My love for Iran and my connection to her people has not faded with time, not in my life of exile. It sustains me today as it did then. My writings talk about the sense of duty I felt to my countrymen and women, to my husband in all his endeavors, and to my four children. It has not always been an easy undertaking. Time and world events have taken from me my husband, two of my children, and my country, yet I remain as resolute today as ever in my desire to serve, support, and promote Persian culture.

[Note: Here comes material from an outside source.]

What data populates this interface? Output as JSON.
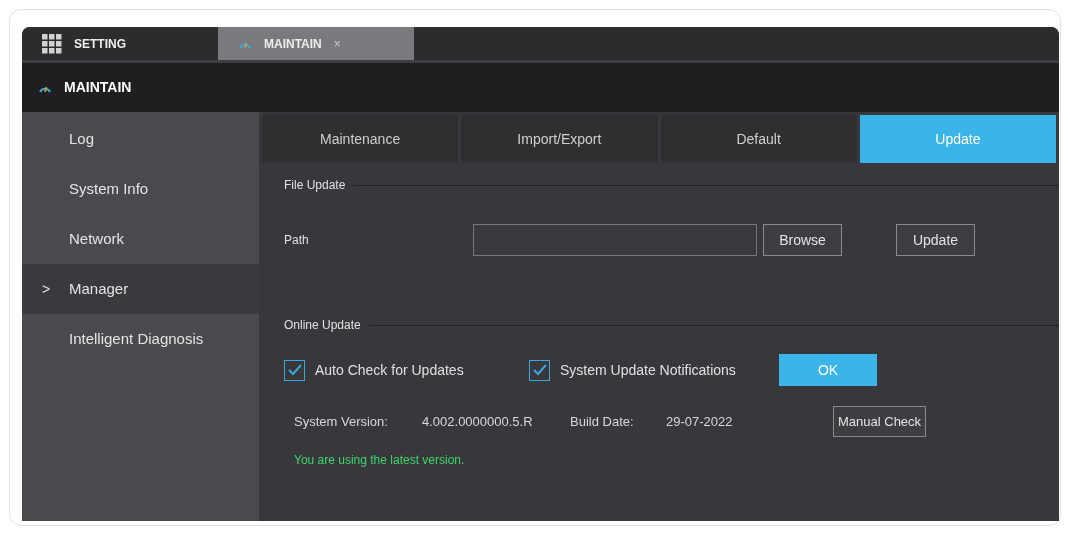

Iran stands at the crossroads between east and west, a river flowing with many cultures, currents, and contradictions. This river unites the two hemispheres with its unique cultural patrimony throughout history. Culture and art bring people together and create a bridge over this river, and the borders of nations. For me, this connection is almost as necessary as bread. I long for the river that is Iran to run again. Was I ready to become empress? I do not know how one can learn this rarest of callings, but my upbringing had taught me good manners and a sense of responsibility. I feel the same responsibility to this day, given all the privations suffered by Iranians in the past 41 years, especially the women and youth of Iran who continue to struggle under the weight of an intolerant theocracy. I dream now, as I did then, for better days in my beloved homeland. Poetry is omnipresent in Iran, so I include this poem by Hafez:
مرا عهديست با جانان كه تا جان در بدن دارم
هواداران كويش راجو جان خويشن دارم
With apologies to Hafez:
I have a covenant with my (beloved) Iran
As long as my soul is wrapped in my body
I hold as dear as my soul
Those seekers of his love thronging in his lane.
I believe in my heart that the seeds you sow with love and hope never die, and that light will overcome darkness. I will have faith in this forever. When I was 38 years of age, I expressed that one’s duty is to live like a real human being and not allow the vagaries of life to crush and humiliate the soul. I believe that now more than ever. I have tried to live as a proof of that.
Originally published in the November 2021 issue of Vogue Arabia